Actual change is sustainable. Photographers, modeling agencies and brands can not think that using Black models only while BLM is a hot topic will be significant. True change will pass the test of time, and that requires believing representation matters. To truly understand the beauty of representation, know that we are all complex humans that fit into multiple categories.
People need to stop pigeonholing other people into boxes and check their own biases. As a photographer, creative or stylist, question whether you’re hiring the same “type” of a model because they gain likes on social media. If so, you’re feeding into the overall systematic issue—challenge and question who is being represented in one’s work and who it is serving. Doing so might assist in us moving toward a future that not only looks more inclusive but is. As a Black, Biracial, queer woman who has faced racism, discrimination and harassment here in Utah, I can’t stress the importance of intersectionality through representation in fashion, modeling, the arts, our schools, etc. enough.
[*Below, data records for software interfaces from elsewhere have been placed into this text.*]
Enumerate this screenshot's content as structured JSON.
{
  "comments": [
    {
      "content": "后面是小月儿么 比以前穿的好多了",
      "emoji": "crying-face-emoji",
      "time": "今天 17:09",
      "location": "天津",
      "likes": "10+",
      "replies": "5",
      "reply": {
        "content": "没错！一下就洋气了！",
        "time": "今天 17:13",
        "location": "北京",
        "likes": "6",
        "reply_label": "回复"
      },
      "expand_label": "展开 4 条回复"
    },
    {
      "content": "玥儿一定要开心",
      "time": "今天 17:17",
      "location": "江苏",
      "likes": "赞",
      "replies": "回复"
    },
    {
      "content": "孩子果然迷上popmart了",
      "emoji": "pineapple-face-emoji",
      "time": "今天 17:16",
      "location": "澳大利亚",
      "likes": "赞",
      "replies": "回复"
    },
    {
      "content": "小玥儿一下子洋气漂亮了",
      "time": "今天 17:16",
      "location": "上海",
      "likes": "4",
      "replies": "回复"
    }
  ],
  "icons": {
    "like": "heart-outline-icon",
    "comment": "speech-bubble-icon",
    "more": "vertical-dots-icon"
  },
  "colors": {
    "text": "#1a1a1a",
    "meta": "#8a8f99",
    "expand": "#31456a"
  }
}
“To truly understand the beauty of representation, know that we are all complex humans that fit into multiple categories.”
However, one cannot change outcomes without understanding how they come about. Identity isn’t a self-contained unit—it is a relationship between people in history, people in schools, people in communities, etc. Therefore, people need to be made aware that they are a part of someone’s identity. In seeing that interconnectedness, one can take ownership and they can, in turn, make that commitment to understanding and begin implementing diverse representation and offering opportunities to all peoples’ models, not just the ones that fit the social construct.